Will Fircrest allow marijuana businesses or will the City Council pass a ban prohibiting stores from opening in the predominately residential city?
A decision is pending as the council weighs public testimony from a meeting late Tuesday with a recommendation from the city planning commission proposing a ban on all marijuana businesses in the city of 6,600 people.
Seven of the 12 people who testified Tuesday pushed for prohibition of marijuana. They cited Fircrest’s family-friendly reputation and expressed concern that allowing a marijuana store would destroy the city’s quaintness.
So far, city officials have turned away businesses inquiring about opening, citing federal law. City Manager Rick Rosenbladt has estimated “four to five” businesses have expressed interest in opening in Fircrest in the four years since marijuana was legalized statewide.
There is only one location where a marijuana store could open because of city zoning and state buffers. That is at Emerson Courtyard, a two-story commercial property leasing retail, restaurant and office space at 4040 Orchard St.
Resident Leonard Smith questioned the impact a marijuana store in the complex would have on existing businesses.
If I had an Edward Jones business up there with a marijuana shop next door I’m not sure my clientele would want to come and visit me.
Leonard Smith, Fircrest resident
“If I had an Edward Jones business up there with a marijuana shop next door, I’m not sure my clientele would want to come and visit me,” he said late Tuesday.
This summer, the City Council asked its planning commission to review regulating marijuana sales in the city. The commission was asked to look at current zoning to determine where stores would be most appropriate and how close they could be to transit centers and day care facilities, among other sites.
The commission reviewed the council’s request, determined the buffers shouldn’t be reduced and in a 3-2 vote directed city planning staff to draft a resolution proposing the ban. A previous motion requesting marijuana businesses be allowed as a conditional use in commercial zones failed.

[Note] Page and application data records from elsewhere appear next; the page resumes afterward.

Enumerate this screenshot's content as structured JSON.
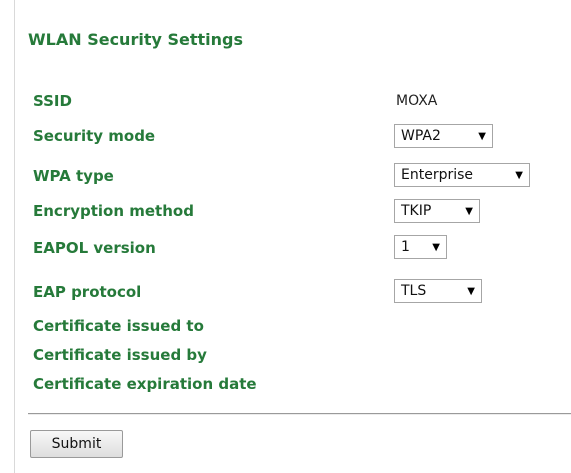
{
  "section_title": "WLAN Security Settings",
  "fields": {
    "ssid": {
      "label": "SSID",
      "value": "MOXA"
    },
    "security_mode": {
      "label": "Security mode",
      "value": "WPA2"
    },
    "wpa_type": {
      "label": "WPA type",
      "value": "Enterprise"
    },
    "encryption_method": {
      "label": "Encryption method",
      "value": "TKIP"
    },
    "eapol_version": {
      "label": "EAPOL version",
      "value": "1"
    },
    "eap_protocol": {
      "label": "EAP protocol",
      "value": "TLS"
    },
    "cert_issued_to": {
      "label": "Certificate issued to"
    },
    "cert_issued_by": {
      "label": "Certificate issued by"
    },
    "cert_expiration": {
      "label": "Certificate expiration date"
    }
  },
  "actions": {
    "submit_label": "Submit"
  },
  "colors": {
    "label_green": "#267a3a"
  },
  "icons": {
    "dropdown": "triangle-down-icon"
  }
}
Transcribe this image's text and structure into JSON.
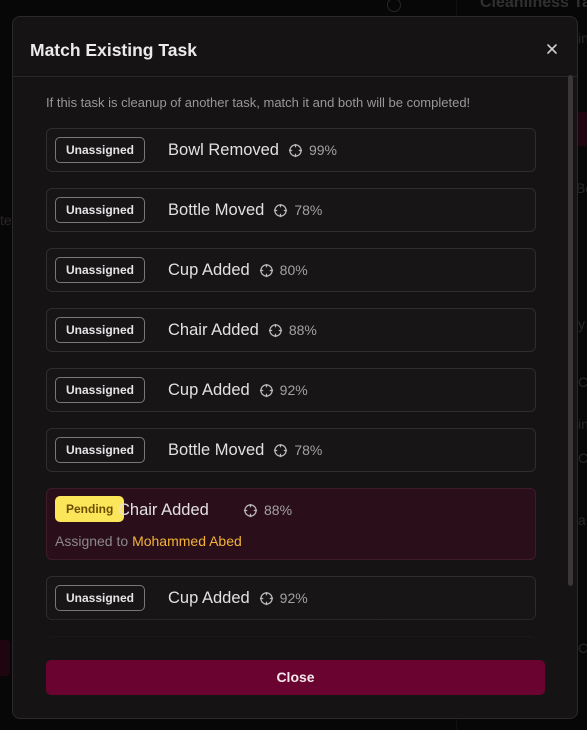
{
  "background": {
    "right_panel_title": "Cleanliness Ta",
    "fragments": [
      "Al",
      "Bo",
      "C",
      "C",
      "a",
      "C",
      "in",
      "in",
      "te",
      "y"
    ]
  },
  "modal": {
    "title": "Match Existing Task",
    "intro": "If this task is cleanup of another task, match it and both will be completed!",
    "close_button_label": "Close"
  },
  "tasks": [
    {
      "status": "Unassigned",
      "name": "Bowl Removed",
      "confidence": "99%"
    },
    {
      "status": "Unassigned",
      "name": "Bottle Moved",
      "confidence": "78%"
    },
    {
      "status": "Unassigned",
      "name": "Cup Added",
      "confidence": "80%"
    },
    {
      "status": "Unassigned",
      "name": "Chair Added",
      "confidence": "88%"
    },
    {
      "status": "Unassigned",
      "name": "Cup Added",
      "confidence": "92%"
    },
    {
      "status": "Unassigned",
      "name": "Bottle Moved",
      "confidence": "78%"
    },
    {
      "status": "Pending",
      "name": "Chair Added",
      "confidence": "88%",
      "assigned_prefix": "Assigned to",
      "assignee": "Mohammed Abed"
    },
    {
      "status": "Unassigned",
      "name": "Cup Added",
      "confidence": "92%"
    }
  ],
  "colors": {
    "accent": "#6a0330",
    "pending_badge": "#fbe65a",
    "assignee": "#f3b23a",
    "pending_card_bg": "#2a0f1b"
  },
  "icons": {
    "confidence": "crosshair-icon",
    "close": "close-icon"
  }
}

Ultimately, the commission voted 4-0 to recommend the ban. One commissioner was absent.
Those at Tuesday’s meeting who didn’t speak against marijuana asked the council to do its homework before voting. That includes looking at potential revenue that could be generated.
“I would hope that we would really look and research this before making a decision,” said resident Phaedra Miller. “We’re doing relatively well financially, but that can turn on a dime and we have a lot of empty real estate in our commercial corridor.”
Mayor Matthew Jolibois said he wanted to delay to give staff time to do more research. Jolibois made the initial request this summer to consider marijuana stores in the city, citing a desire to boost revenue.
Rosenbladt said Wednesday it was unclear when the council could vote on the issue. He hoped for more clarity after the council’s Oct. 11 meeting.